60. the sightless may locate surrounding minds.
61. -----
62. The detection of blessings and curses is in the domain of the gods.  They will
63. make this information available to mortals who request it at their places of
64. worship, or elsewhere for those mortals who devote themselves to the service
65. of the gods.
66. -----
67. At times, the gods may favor worthy supplicants with named blades whose
68. powers echo throughout legend.  Learned wayfarers can reproduce blades of
69. elven lineage, hated of the orcs, without the need for such intervention.
70. -----
71. There are many stories of a mighty amulet, the origins of which are said
72. to be ancient Yendor.  This amulet doth have awesome power, and the gods
73. desire it greatly.  Mortals mayst tap only portions of its terrible
74. abilities.  The stories tell of mortals seeing what their eyes cannot
75. see and seeking places of magical transportation, while having this
76. amulet in their possession.  Others say a mortal must wear the amulet to
77. obtain these powers.  But verily, such power comes at great cost, to
78. preserve the balance.
79. -----
80. It is said that thou mayst gain entry to Moloch's sanctuary, if thou
81. darest, from a place where the ground vibrateth in the deepest depths of

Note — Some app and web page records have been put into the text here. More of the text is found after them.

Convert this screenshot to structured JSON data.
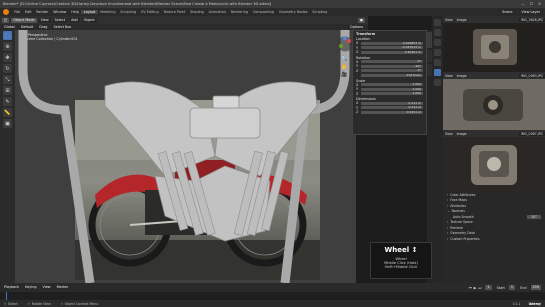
{
  "titlebar": {
    "title": "Blender* [D:\\Online Courses\\Creative 3D\\Harley-Davidson Knucklehead with Blender\\Blender Scene\\Mod Create a Motorcycle with Blender 3D.blend]",
    "min": "—",
    "max": "☐",
    "close": "✕"
  },
  "menu": {
    "items": [
      "File",
      "Edit",
      "Render",
      "Window",
      "Help"
    ],
    "workspaces": [
      "Layout",
      "Modeling",
      "Sculpting",
      "UV Editing",
      "Texture Paint",
      "Shading",
      "Animation",
      "Rendering",
      "Compositing",
      "Geometry Nodes",
      "Scripting"
    ],
    "active_workspace": "Layout",
    "scene_label": "Scene",
    "viewlayer_label": "View Layer"
  },
  "header": {
    "mode": "Object Mode",
    "view": "View",
    "select": "Select",
    "add": "Add",
    "object": "Object",
    "orientation": "Global",
    "pivot": "Default",
    "drag": "Drag",
    "select_box": "Select Box",
    "options": "Options"
  },
  "viewport": {
    "view_name": "User Perspective",
    "collection": "(1) Scene Collection | Cylinder.001"
  },
  "props": {
    "transform_title": "Transform",
    "location_label": "Location",
    "location": [
      {
        "axis": "X",
        "value": "0.000823 m"
      },
      {
        "axis": "Y",
        "value": "-0.047012 m"
      },
      {
        "axis": "Z",
        "value": "0.40301 m"
      }
    ],
    "rotation_label": "Rotation",
    "rotation": [
      {
        "axis": "X",
        "value": "0°"
      },
      {
        "axis": "Y",
        "value": "-90°"
      },
      {
        "axis": "Z",
        "value": "0°"
      }
    ],
    "mode_label": "XYZ Euler",
    "scale_label": "Scale",
    "scale": [
      {
        "axis": "X",
        "value": "1.000"
      },
      {
        "axis": "Y",
        "value": "1.000"
      },
      {
        "axis": "Z",
        "value": "1.000"
      }
    ],
    "dimensions_label": "Dimensions",
    "dimensions": [
      {
        "axis": "X",
        "value": "0.111 m"
      },
      {
        "axis": "Y",
        "value": "0.111 m"
      },
      {
        "axis": "Z",
        "value": "0.0151 m"
      }
    ]
  },
  "tooltip": {
    "title": "Wheel",
    "line1": "Wheel ↕",
    "line2": "Middle Click (Hold)",
    "line3": "Shift+Middle Click"
  },
  "image_panels": [
    {
      "view": "View",
      "image": "Image",
      "name": "IMG_3626.JPG"
    },
    {
      "view": "View",
      "image": "Image",
      "name": "IMG_0063.JPG"
    },
    {
      "view": "View",
      "image": "Image",
      "name": "IMG_0067.JPG"
    }
  ],
  "outliner": {
    "rows": [
      "Color Attributes",
      "Face Maps",
      "Attributes",
      "Normals",
      "Auto Smooth",
      "Texture Space",
      "Remesh",
      "Geometry Data",
      "Custom Properties"
    ],
    "angle_label": "Auto Smooth",
    "angle_value": "30°"
  },
  "timeline": {
    "playback": "Playback",
    "keying": "Keying",
    "view": "View",
    "marker": "Marker",
    "frame": "1",
    "start_label": "Start",
    "start": "1",
    "end_label": "End",
    "end": "250"
  },
  "status": {
    "select": "Select",
    "rotate": "Rotate View",
    "menu": "Object Context Menu",
    "version": "3.4.1",
    "brand": "Udemy"
  },
  "colors": {
    "accent": "#4772b3",
    "header_bg": "#303030",
    "panel_bg": "#2b2b2b",
    "field_bg": "#545454",
    "bike_red": "#b5262a"
  }
}
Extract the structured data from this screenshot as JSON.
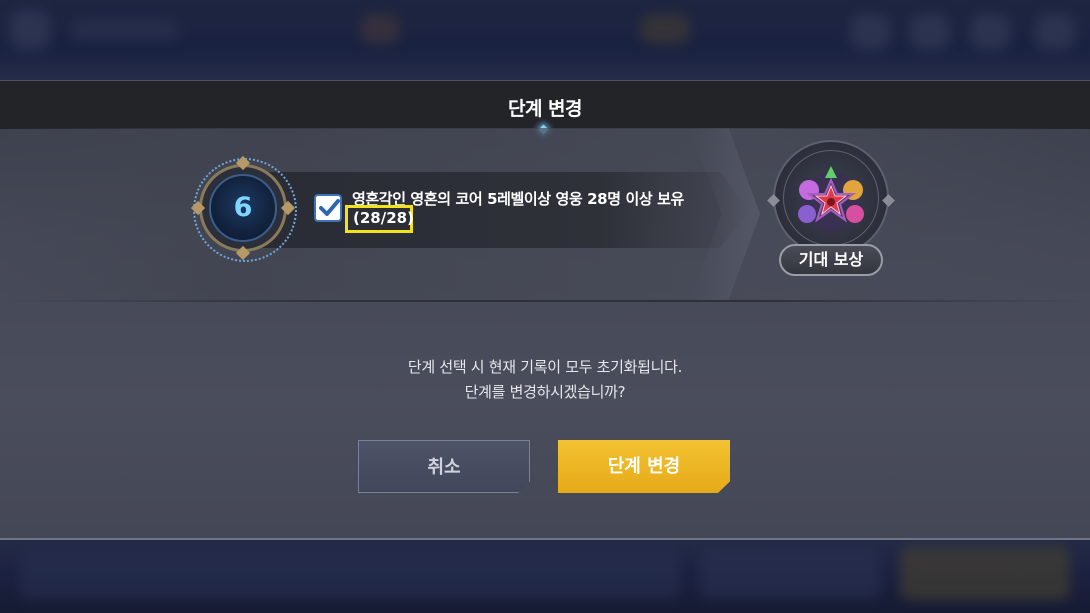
{
  "dialog": {
    "title": "단계 변경"
  },
  "condition": {
    "level": "6",
    "checked": true,
    "text": "영혼각인 영혼의 코어 5레벨이상 영웅 28명 이상 보유",
    "count": "(28/28)"
  },
  "reward": {
    "label": "기대 보상"
  },
  "message": {
    "line1": "단계 선택 시 현재 기록이 모두 초기화됩니다.",
    "line2": "단계를 변경하시겠습니까?"
  },
  "buttons": {
    "cancel": "취소",
    "confirm": "단계 변경"
  },
  "colors": {
    "confirm_button": "#f0ba2a",
    "highlight_box": "#f2e21a",
    "level_number": "#7fd6ff"
  }
}
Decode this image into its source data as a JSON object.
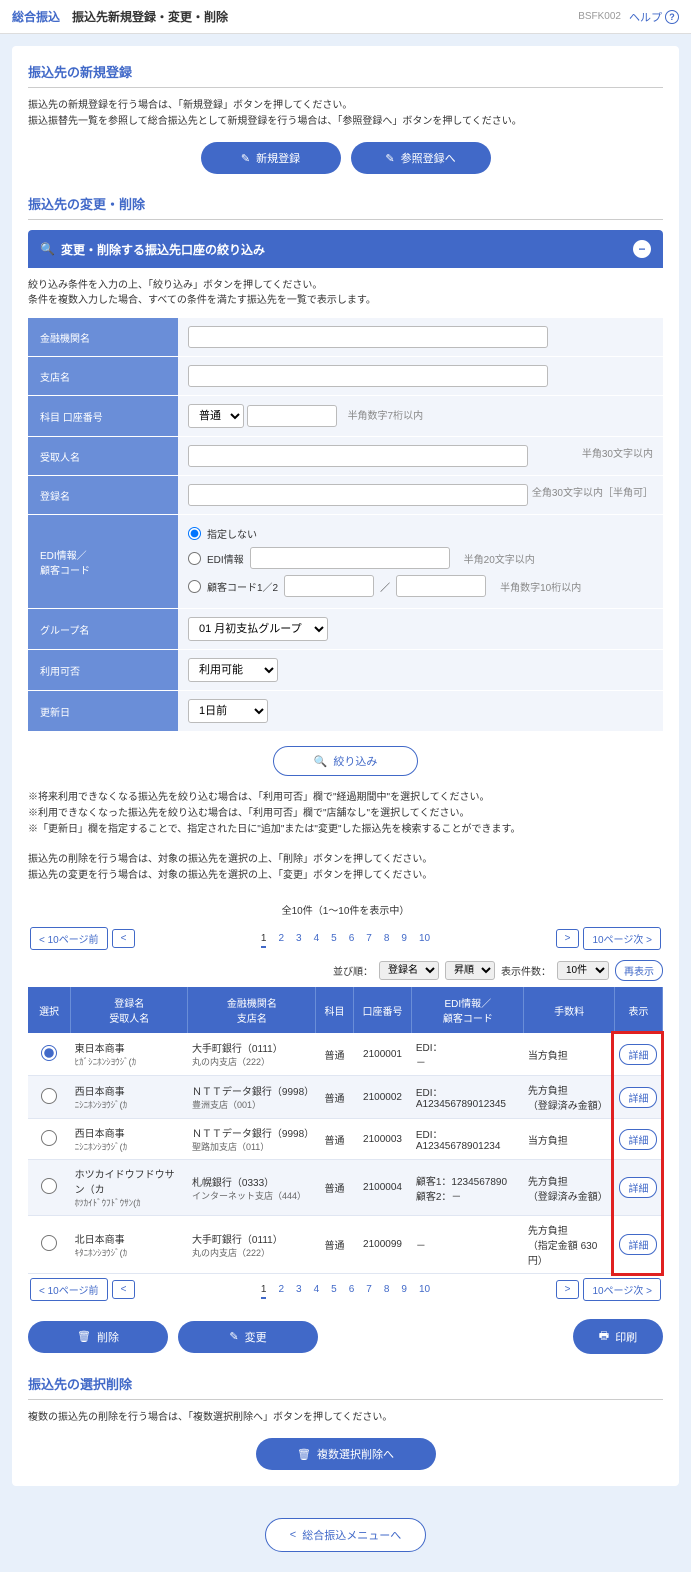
{
  "header": {
    "category": "総合振込",
    "title": "振込先新規登録・変更・削除",
    "code": "BSFK002",
    "help": "ヘルプ"
  },
  "section_register": {
    "title": "振込先の新規登録",
    "desc1": "振込先の新規登録を行う場合は、「新規登録」ボタンを押してください。",
    "desc2": "振込振替先一覧を参照して総合振込先として新規登録を行う場合は、「参照登録へ」ボタンを押してください。",
    "btn_new": "新規登録",
    "btn_ref": "参照登録へ"
  },
  "section_edit": {
    "title": "振込先の変更・削除"
  },
  "filter": {
    "accordion_title": "変更・削除する振込先口座の絞り込み",
    "desc1": "絞り込み条件を入力の上、「絞り込み」ボタンを押してください。",
    "desc2": "条件を複数入力した場合、すべての条件を満たす振込先を一覧で表示します。",
    "lbl_bank": "金融機関名",
    "lbl_branch": "支店名",
    "lbl_acct": "科目 口座番号",
    "lbl_payee": "受取人名",
    "lbl_regname": "登録名",
    "lbl_edi": "EDI情報／\n顧客コード",
    "lbl_group": "グループ名",
    "lbl_avail": "利用可否",
    "lbl_updated": "更新日",
    "acct_type": "普通",
    "acct_hint": "半角数字7桁以内",
    "payee_hint": "半角30文字以内",
    "regname_hint": "全角30文字以内［半角可］",
    "edi_r1": "指定しない",
    "edi_r2": "EDI情報",
    "edi_r2_hint": "半角20文字以内",
    "edi_r3": "顧客コード1／2",
    "edi_r3_sep": "／",
    "edi_r3_hint": "半角数字10桁以内",
    "group_sel": "01 月初支払グループ",
    "avail_sel": "利用可能",
    "updated_sel": "1日前",
    "btn_filter": "絞り込み",
    "note1": "※将来利用できなくなる振込先を絞り込む場合は、「利用可否」欄で\"経過期間中\"を選択してください。",
    "note2": "※利用できなくなった振込先を絞り込む場合は、「利用可否」欄で\"店舗なし\"を選択してください。",
    "note3": "※「更新日」欄を指定することで、指定された日に\"追加\"または\"変更\"した振込先を検索することができます。"
  },
  "list_desc": {
    "d1": "振込先の削除を行う場合は、対象の振込先を選択の上、「削除」ボタンを押してください。",
    "d2": "振込先の変更を行う場合は、対象の振込先を選択の上、「変更」ボタンを押してください。"
  },
  "pager": {
    "info": "全10件（1～10件を表示中）",
    "prev_chunk": "10ページ前",
    "next_chunk": "10ページ次",
    "pages": [
      "1",
      "2",
      "3",
      "4",
      "5",
      "6",
      "7",
      "8",
      "9",
      "10"
    ],
    "current": "1"
  },
  "sort": {
    "lbl_order": "並び順：",
    "field": "登録名",
    "dir": "昇順",
    "lbl_count": "表示件数：",
    "count": "10件",
    "btn": "再表示"
  },
  "table": {
    "h_sel": "選択",
    "h_name": "登録名\n受取人名",
    "h_bank": "金融機関名\n支店名",
    "h_type": "科目",
    "h_acct": "口座番号",
    "h_edi": "EDI情報／\n顧客コード",
    "h_fee": "手数料",
    "h_disp": "表示",
    "btn_detail": "詳細"
  },
  "rows": [
    {
      "sel": true,
      "name": "東日本商事",
      "kana": "ﾋｶﾞｼﾆﾎﾝｼﾖｳｼﾞ(ｶ",
      "bank": "大手町銀行（0111）",
      "branch": "丸の内支店（222）",
      "type": "普通",
      "acct": "2100001",
      "edi": "EDI：\n－",
      "fee": "当方負担"
    },
    {
      "sel": false,
      "name": "西日本商事",
      "kana": "ﾆｼﾆﾎﾝｼﾖｳｼﾞ(ｶ",
      "bank": "ＮＴＴデータ銀行（9998）",
      "branch": "豊洲支店（001）",
      "type": "普通",
      "acct": "2100002",
      "edi": "EDI：\nA123456789012345",
      "fee": "先方負担\n（登録済み金額）"
    },
    {
      "sel": false,
      "name": "西日本商事",
      "kana": "ﾆｼﾆﾎﾝｼﾖｳｼﾞ(ｶ",
      "bank": "ＮＴＴデータ銀行（9998）",
      "branch": "聖路加支店（011）",
      "type": "普通",
      "acct": "2100003",
      "edi": "EDI：\nA12345678901234",
      "fee": "当方負担"
    },
    {
      "sel": false,
      "name": "ホツカイドウフドウサン（カ",
      "kana": "ﾎﾂｶｲﾄﾞｳﾌﾄﾞｳｻﾝ(ｶ",
      "bank": "札幌銀行（0333）",
      "branch": "インターネット支店（444）",
      "type": "普通",
      "acct": "2100004",
      "edi": "顧客1：1234567890\n顧客2：－",
      "fee": "先方負担\n（登録済み金額）"
    },
    {
      "sel": false,
      "name": "北日本商事",
      "kana": "ｷﾀﾆﾎﾝｼﾖｳｼﾞ(ｶ",
      "bank": "大手町銀行（0111）",
      "branch": "丸の内支店（222）",
      "type": "普通",
      "acct": "2100099",
      "edi": "－",
      "fee": "先方負担\n（指定金額 630円）"
    }
  ],
  "actions": {
    "delete": "削除",
    "change": "変更",
    "print": "印刷"
  },
  "section_multi": {
    "title": "振込先の選択削除",
    "desc": "複数の振込先の削除を行う場合は、「複数選択削除へ」ボタンを押してください。",
    "btn": "複数選択削除へ"
  },
  "back_btn": "総合振込メニューへ"
}
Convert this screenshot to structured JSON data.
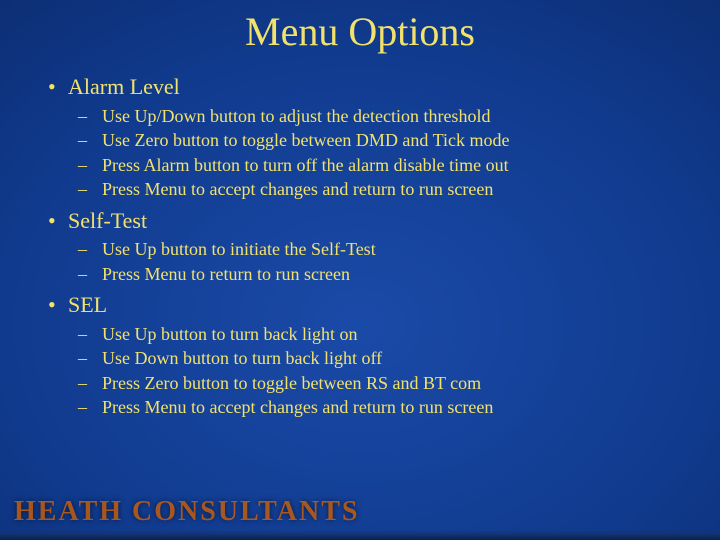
{
  "title": "Menu Options",
  "sections": [
    {
      "heading": "Alarm Level",
      "items": [
        "Use Up/Down button to adjust the detection threshold",
        "Use Zero button to toggle between DMD and Tick mode",
        "Press Alarm button to turn off the alarm disable time out",
        "Press Menu to accept changes and return to run screen"
      ]
    },
    {
      "heading": "Self-Test",
      "items": [
        "Use Up button to initiate the Self-Test",
        "Press Menu to return to run screen"
      ]
    },
    {
      "heading": "SEL",
      "items": [
        "Use Up button to turn back light on",
        "Use Down button to turn back light off",
        "Press Zero button to toggle between RS and BT com",
        "Press Menu to accept changes and return to run screen"
      ]
    }
  ],
  "footer_logo": "HEATH CONSULTANTS"
}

82. Gehennom.  Thou needs must have the aid of three magical items.  The
83. pure sound of a silver bell shall announce thee.  The terrible runes,
84. read from Moloch's book, shall cause the earth to tremble mightily.  The
85. light of an enchanted candelabrum shall show thee the way.
86. -----
87. In the deepest recesses of the Dungeons of Doom, guarding access to the
88. nether regions, there standeth a castle, wherein lieth a wand of wishes.
89. If thou wouldst gain entry, bear with thee an instrument of music, for the
90. pontlevis may be charmed down with the proper melody.  What notes comprise
91. it only the gods know, but a musical mastermind may yet succeed by witful
92. improvisation.  However, the less perspicacious are not without recourse,
93. should they be prepared to circumambulate the castle to the postern.
94. -----
95. The gods are said to be pleased when offerings are given to the
96. priests who attend their temples, and they may grant various favors to
97. those who do so.  But beware!  To be young and frugal is better than to
98. be old and miserly.
99. -----
100. The name of Elbereth may strike fear into the hearts of thine enemies, if
101. thou dost write it upon the ground at thy feet.  If thou maintainest the
102. utmost calm, thy safety will be aided greatly, but beware lest thy clumsy
103. feet scuff the inscription, cancelling its potence.
104. -----